Prados would refer to William Colby's background throughout the presentation, citing Colby's experience as the key factor for his success. According to Prados, timing also contributed to Colby's rise in the CIA. When Colby returned from Vietnam in 1971, the US was in a more favorable position in Vietnam than it had ever been. Colby's return Washington prompted DCI Richard Helms to create the position of Executive Director-Comptroller for Colby. It was in this position that William Colby served from 1972-1973 as the CIA's point man for Watergate, answering press question as well as testifying before Congress and impeachment committees.
Colby assumed the Office of the Director in September of 1973 and by the end of 1974 the CIA came under attack from Congress and the public after an article in the New York Post charged that the CIA was conducting illegal investigation on US territory. Prados' debunked the myth that William Colby had been "selling out" the CIA, forcefully arguing that it was Colby's actions during the ‘75 "year of intelligence" that would keep the CIA intact. Answering charges that the national intelligence community reviled Colby for his conduct in the face of the Church and Pike Committees, Prados suggested that had Colby not been so adept at damage control, the CIA, as we know it, would not exist today. Colby's limited release of information—which included some details on covert operations—saved the agency, Prados concluded.

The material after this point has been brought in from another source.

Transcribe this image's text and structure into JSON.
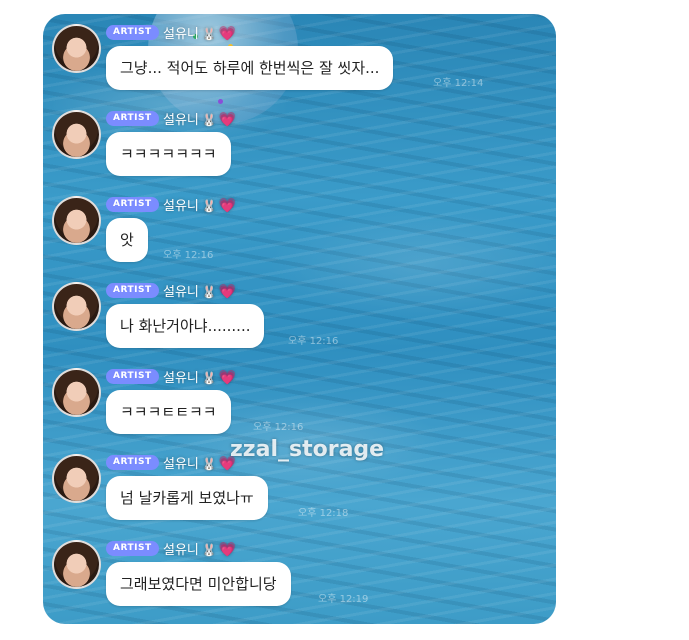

John Prados also answered questions concerning the current role of the Office of the Director, stating that the office has evolved into a media oriented, as well as diplomatic role. Though despite the changes in the office, the same problems have faced current and past CIA directors and experience has determined those who can address those problems and those who cannot.
For more information contact:
Christian Ostermann, Director, CWIHP
Report drafted By Carmina Sicangco, Research Assistant, CWIHP